EXERCISE DETAILS:
Print the records below exactly, and do not carry over any picture.
┄┄┄┄┄┄
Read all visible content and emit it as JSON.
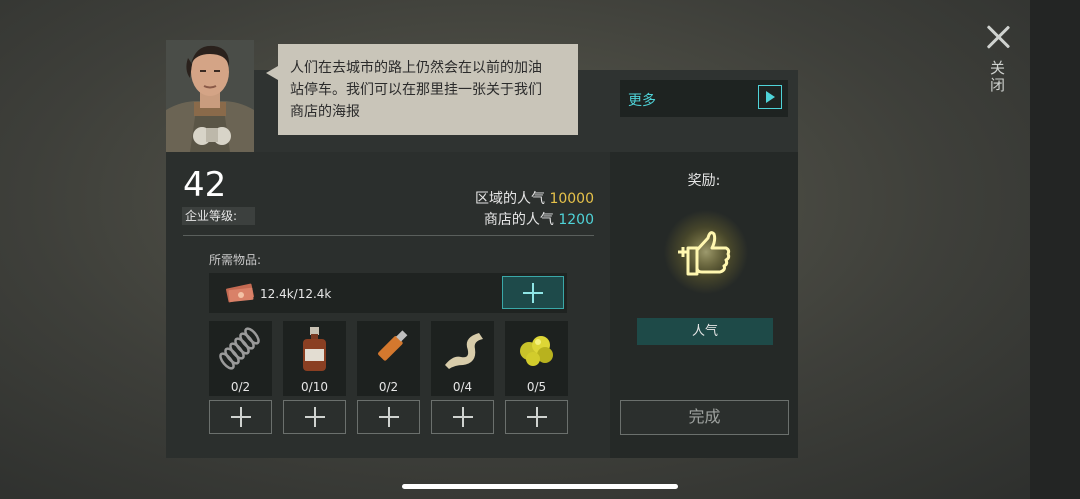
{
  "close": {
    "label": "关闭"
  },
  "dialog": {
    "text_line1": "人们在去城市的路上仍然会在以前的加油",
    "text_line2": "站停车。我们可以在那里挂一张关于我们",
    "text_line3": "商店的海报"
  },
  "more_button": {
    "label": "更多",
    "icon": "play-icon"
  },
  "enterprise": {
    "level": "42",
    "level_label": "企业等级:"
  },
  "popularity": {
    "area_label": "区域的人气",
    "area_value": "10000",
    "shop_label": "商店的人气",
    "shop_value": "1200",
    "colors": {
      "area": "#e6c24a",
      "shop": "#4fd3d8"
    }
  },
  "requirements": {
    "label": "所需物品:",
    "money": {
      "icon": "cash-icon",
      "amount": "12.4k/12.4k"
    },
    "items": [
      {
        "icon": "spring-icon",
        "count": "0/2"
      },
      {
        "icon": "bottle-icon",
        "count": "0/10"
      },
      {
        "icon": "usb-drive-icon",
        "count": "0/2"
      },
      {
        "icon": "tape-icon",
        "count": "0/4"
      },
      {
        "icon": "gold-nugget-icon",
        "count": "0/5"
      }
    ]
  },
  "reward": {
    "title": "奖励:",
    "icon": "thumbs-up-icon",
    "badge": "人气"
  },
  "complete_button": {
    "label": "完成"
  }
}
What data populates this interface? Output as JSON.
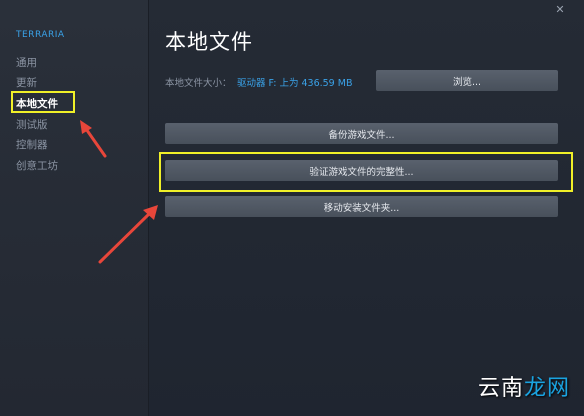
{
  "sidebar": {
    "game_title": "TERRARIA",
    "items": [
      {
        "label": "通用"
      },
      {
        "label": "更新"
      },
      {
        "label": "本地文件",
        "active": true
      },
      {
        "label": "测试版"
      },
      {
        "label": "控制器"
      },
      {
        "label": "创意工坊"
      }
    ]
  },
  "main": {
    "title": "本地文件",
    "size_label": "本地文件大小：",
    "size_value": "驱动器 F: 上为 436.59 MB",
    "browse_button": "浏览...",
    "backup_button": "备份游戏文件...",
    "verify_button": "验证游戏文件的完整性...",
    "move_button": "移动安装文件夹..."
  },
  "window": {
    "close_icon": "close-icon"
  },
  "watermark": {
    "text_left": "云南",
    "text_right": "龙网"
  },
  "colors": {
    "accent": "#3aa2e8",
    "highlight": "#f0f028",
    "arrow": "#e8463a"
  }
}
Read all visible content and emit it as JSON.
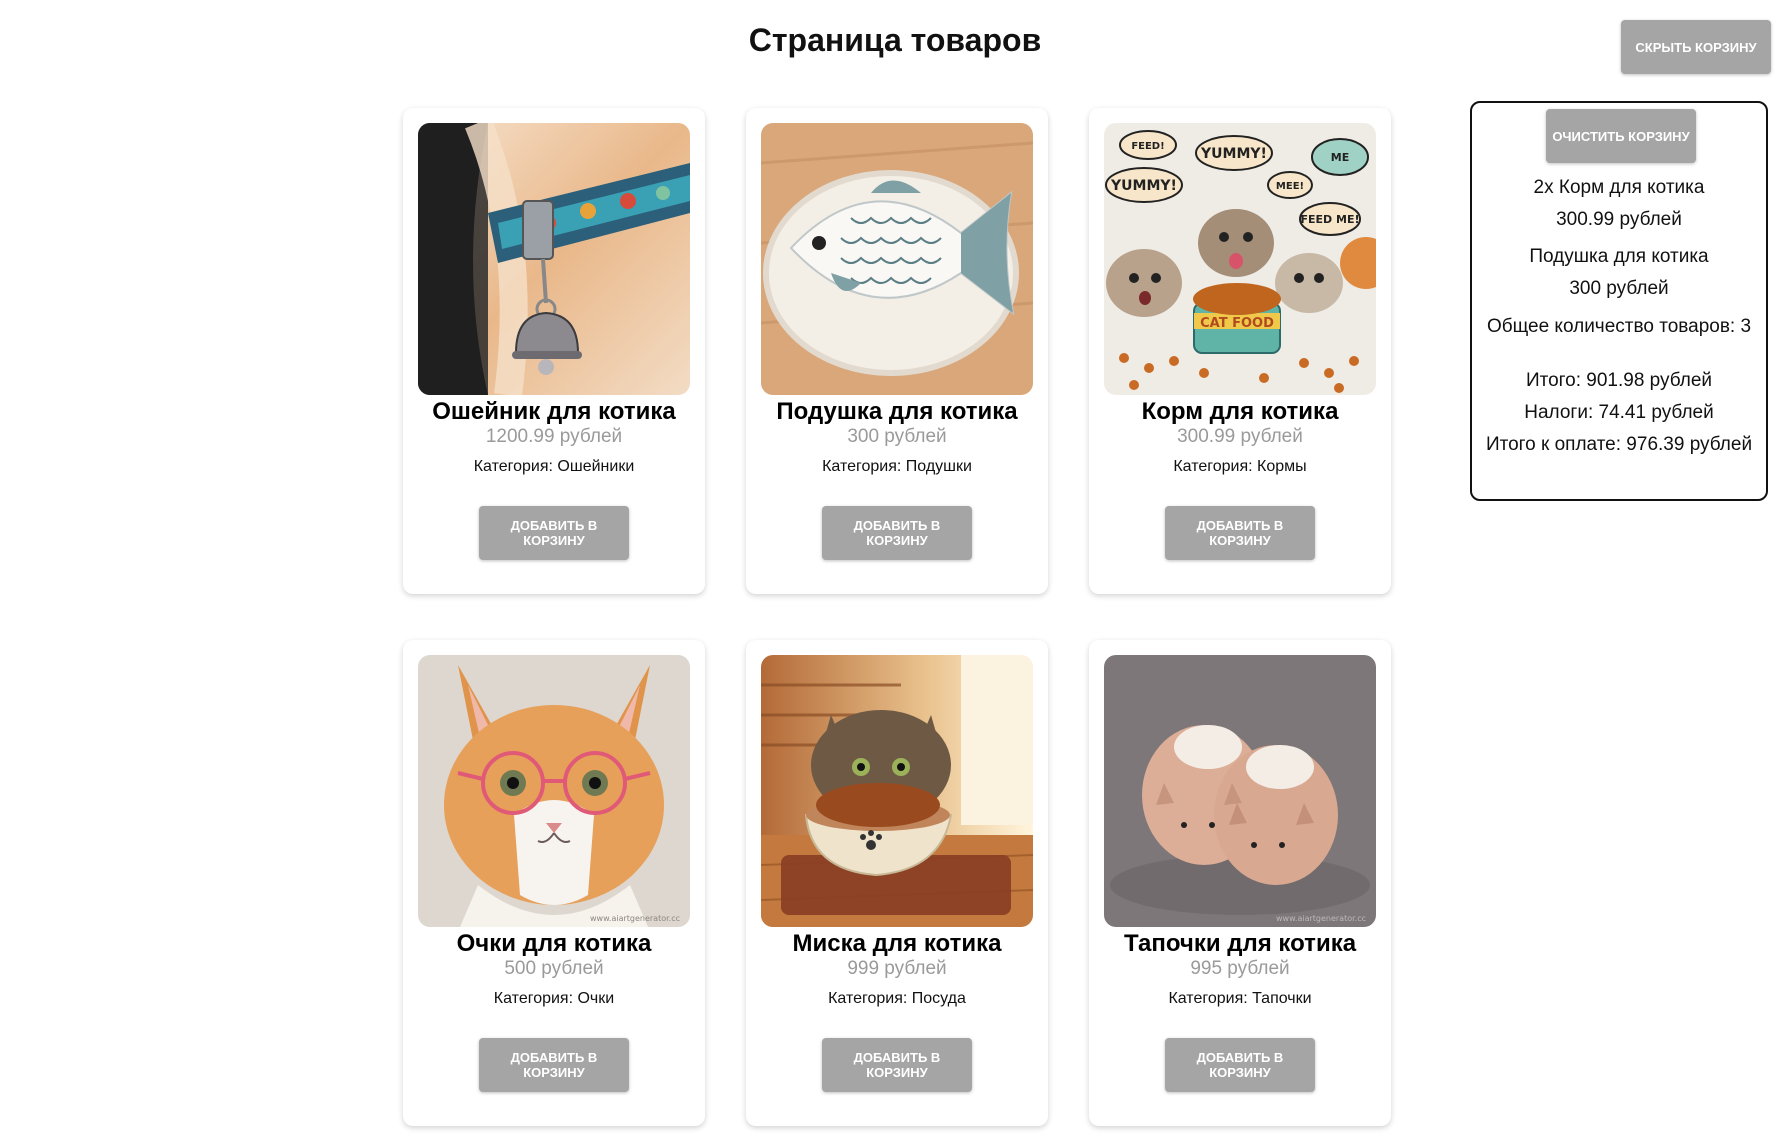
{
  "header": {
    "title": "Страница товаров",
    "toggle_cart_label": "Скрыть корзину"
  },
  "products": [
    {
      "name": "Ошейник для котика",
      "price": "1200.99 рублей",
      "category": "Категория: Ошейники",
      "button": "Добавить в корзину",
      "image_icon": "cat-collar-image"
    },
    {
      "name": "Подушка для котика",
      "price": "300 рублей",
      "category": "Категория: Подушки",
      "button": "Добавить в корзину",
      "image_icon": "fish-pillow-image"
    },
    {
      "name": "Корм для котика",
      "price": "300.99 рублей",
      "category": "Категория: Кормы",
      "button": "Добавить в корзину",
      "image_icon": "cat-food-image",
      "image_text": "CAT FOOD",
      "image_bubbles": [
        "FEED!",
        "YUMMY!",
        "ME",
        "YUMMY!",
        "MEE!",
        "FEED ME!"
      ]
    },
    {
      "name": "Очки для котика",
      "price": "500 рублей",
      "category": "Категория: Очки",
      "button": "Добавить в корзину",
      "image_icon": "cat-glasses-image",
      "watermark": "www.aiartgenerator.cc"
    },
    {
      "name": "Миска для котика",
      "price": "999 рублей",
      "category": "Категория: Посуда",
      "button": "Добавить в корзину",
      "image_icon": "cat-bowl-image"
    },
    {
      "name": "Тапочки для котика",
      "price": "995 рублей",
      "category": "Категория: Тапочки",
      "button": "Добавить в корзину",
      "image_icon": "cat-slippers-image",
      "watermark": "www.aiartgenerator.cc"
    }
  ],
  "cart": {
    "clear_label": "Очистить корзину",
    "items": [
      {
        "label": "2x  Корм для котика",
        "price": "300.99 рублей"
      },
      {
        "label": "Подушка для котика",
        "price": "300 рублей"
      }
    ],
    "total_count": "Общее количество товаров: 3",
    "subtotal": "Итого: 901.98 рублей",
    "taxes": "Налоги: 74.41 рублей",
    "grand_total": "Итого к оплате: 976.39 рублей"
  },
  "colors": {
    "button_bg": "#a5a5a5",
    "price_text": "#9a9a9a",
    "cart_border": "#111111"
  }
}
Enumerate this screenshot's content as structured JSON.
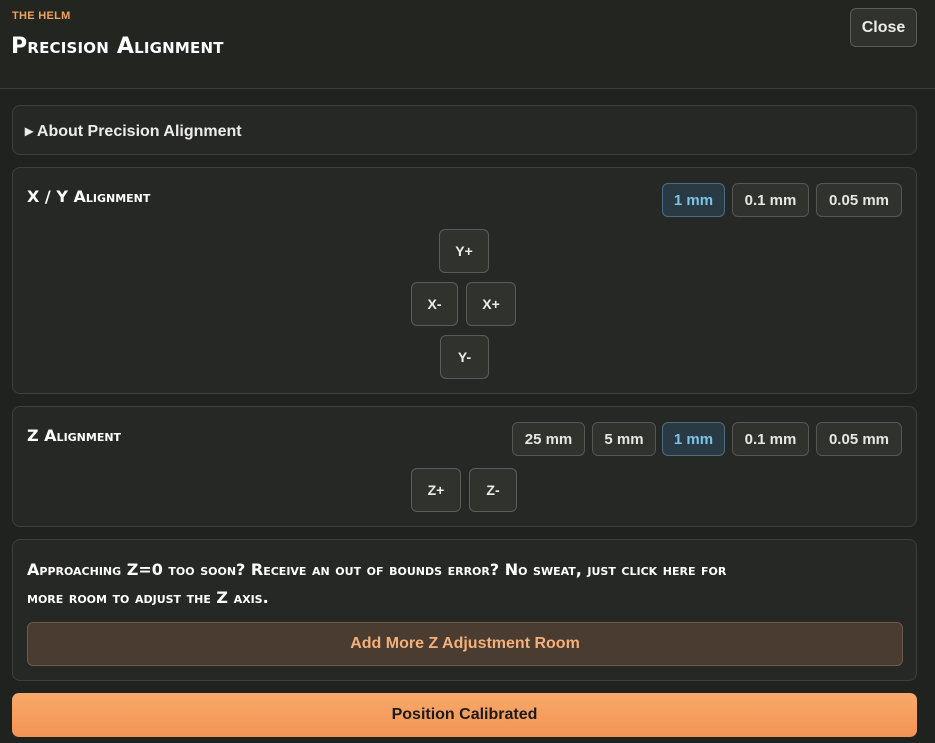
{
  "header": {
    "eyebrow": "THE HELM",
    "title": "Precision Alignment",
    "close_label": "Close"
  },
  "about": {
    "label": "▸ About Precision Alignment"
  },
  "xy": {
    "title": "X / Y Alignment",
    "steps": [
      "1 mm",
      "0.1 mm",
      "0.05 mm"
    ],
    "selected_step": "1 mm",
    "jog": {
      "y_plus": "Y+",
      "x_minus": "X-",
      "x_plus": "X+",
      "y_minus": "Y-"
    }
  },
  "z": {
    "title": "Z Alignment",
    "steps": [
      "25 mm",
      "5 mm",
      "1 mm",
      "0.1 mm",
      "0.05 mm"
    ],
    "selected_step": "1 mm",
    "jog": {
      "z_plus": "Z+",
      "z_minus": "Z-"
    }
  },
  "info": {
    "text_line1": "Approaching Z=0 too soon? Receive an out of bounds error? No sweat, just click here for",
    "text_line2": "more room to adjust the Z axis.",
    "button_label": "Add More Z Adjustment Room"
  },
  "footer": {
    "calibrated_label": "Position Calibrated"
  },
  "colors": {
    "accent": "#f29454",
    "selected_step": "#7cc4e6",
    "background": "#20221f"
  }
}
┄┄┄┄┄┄
EXERCISE SOLUTION:
Read all visible content and emit it as JSON.
{
  "close": {
    "label": "关闭"
  },
  "dialog": {
    "text_line1": "人们在去城市的路上仍然会在以前的加油",
    "text_line2": "站停车。我们可以在那里挂一张关于我们",
    "text_line3": "商店的海报"
  },
  "more_button": {
    "label": "更多",
    "icon": "play-icon"
  },
  "enterprise": {
    "level": "42",
    "level_label": "企业等级:"
  },
  "popularity": {
    "area_label": "区域的人气",
    "area_value": "10000",
    "shop_label": "商店的人气",
    "shop_value": "1200",
    "colors": {
      "area": "#e6c24a",
      "shop": "#4fd3d8"
    }
  },
  "requirements": {
    "label": "所需物品:",
    "money": {
      "icon": "cash-icon",
      "amount": "12.4k/12.4k"
    },
    "items": [
      {
        "icon": "spring-icon",
        "count": "0/2"
      },
      {
        "icon": "bottle-icon",
        "count": "0/10"
      },
      {
        "icon": "usb-drive-icon",
        "count": "0/2"
      },
      {
        "icon": "tape-icon",
        "count": "0/4"
      },
      {
        "icon": "gold-nugget-icon",
        "count": "0/5"
      }
    ]
  },
  "reward": {
    "title": "奖励:",
    "icon": "thumbs-up-icon",
    "badge": "人气"
  },
  "complete_button": {
    "label": "完成"
  }
}
What data populates this interface? Output as JSON.
{
  "sidebar": {
    "game_title": "TERRARIA",
    "items": [
      {
        "label": "通用"
      },
      {
        "label": "更新"
      },
      {
        "label": "本地文件",
        "active": true
      },
      {
        "label": "测试版"
      },
      {
        "label": "控制器"
      },
      {
        "label": "创意工坊"
      }
    ]
  },
  "main": {
    "title": "本地文件",
    "size_label": "本地文件大小：",
    "size_value": "驱动器 F: 上为 436.59 MB",
    "browse_button": "浏览...",
    "backup_button": "备份游戏文件...",
    "verify_button": "验证游戏文件的完整性...",
    "move_button": "移动安装文件夹..."
  },
  "window": {
    "close_icon": "close-icon"
  },
  "watermark": {
    "text_left": "云南",
    "text_right": "龙网"
  },
  "colors": {
    "accent": "#3aa2e8",
    "highlight": "#f0f028",
    "arrow": "#e8463a"
  }
}
Read all visible content and emit it as JSON.
{
  "header": {
    "title": "Страница товаров",
    "toggle_cart_label": "Скрыть корзину"
  },
  "products": [
    {
      "name": "Ошейник для котика",
      "price": "1200.99 рублей",
      "category": "Категория: Ошейники",
      "button": "Добавить в корзину",
      "image_icon": "cat-collar-image"
    },
    {
      "name": "Подушка для котика",
      "price": "300 рублей",
      "category": "Категория: Подушки",
      "button": "Добавить в корзину",
      "image_icon": "fish-pillow-image"
    },
    {
      "name": "Корм для котика",
      "price": "300.99 рублей",
      "category": "Категория: Кормы",
      "button": "Добавить в корзину",
      "image_icon": "cat-food-image",
      "image_text": "CAT FOOD",
      "image_bubbles": [
        "FEED!",
        "YUMMY!",
        "ME",
        "YUMMY!",
        "MEE!",
        "FEED ME!"
      ]
    },
    {
      "name": "Очки для котика",
      "price": "500 рублей",
      "category": "Категория: Очки",
      "button": "Добавить в корзину",
      "image_icon": "cat-glasses-image",
      "watermark": "www.aiartgenerator.cc"
    },
    {
      "name": "Миска для котика",
      "price": "999 рублей",
      "category": "Категория: Посуда",
      "button": "Добавить в корзину",
      "image_icon": "cat-bowl-image"
    },
    {
      "name": "Тапочки для котика",
      "price": "995 рублей",
      "category": "Категория: Тапочки",
      "button": "Добавить в корзину",
      "image_icon": "cat-slippers-image",
      "watermark": "www.aiartgenerator.cc"
    }
  ],
  "cart": {
    "clear_label": "Очистить корзину",
    "items": [
      {
        "label": "2x  Корм для котика",
        "price": "300.99 рублей"
      },
      {
        "label": "Подушка для котика",
        "price": "300 рублей"
      }
    ],
    "total_count": "Общее количество товаров: 3",
    "subtotal": "Итого: 901.98 рублей",
    "taxes": "Налоги: 74.41 рублей",
    "grand_total": "Итого к оплате: 976.39 рублей"
  },
  "colors": {
    "button_bg": "#a5a5a5",
    "price_text": "#9a9a9a",
    "cart_border": "#111111"
  }
}
Enumerate this screenshot's content as structured JSON.
{
  "header": {
    "eyebrow": "THE HELM",
    "title": "Precision Alignment",
    "close_label": "Close"
  },
  "about": {
    "label": "▸ About Precision Alignment"
  },
  "xy": {
    "title": "X / Y Alignment",
    "steps": [
      "1 mm",
      "0.1 mm",
      "0.05 mm"
    ],
    "selected_step": "1 mm",
    "jog": {
      "y_plus": "Y+",
      "x_minus": "X-",
      "x_plus": "X+",
      "y_minus": "Y-"
    }
  },
  "z": {
    "title": "Z Alignment",
    "steps": [
      "25 mm",
      "5 mm",
      "1 mm",
      "0.1 mm",
      "0.05 mm"
    ],
    "selected_step": "1 mm",
    "jog": {
      "z_plus": "Z+",
      "z_minus": "Z-"
    }
  },
  "info": {
    "text_line1": "Approaching Z=0 too soon? Receive an out of bounds error? No sweat, just click here for",
    "text_line2": "more room to adjust the Z axis.",
    "button_label": "Add More Z Adjustment Room"
  },
  "footer": {
    "calibrated_label": "Position Calibrated"
  },
  "colors": {
    "accent": "#f29454",
    "selected_step": "#7cc4e6",
    "background": "#20221f"
  }
}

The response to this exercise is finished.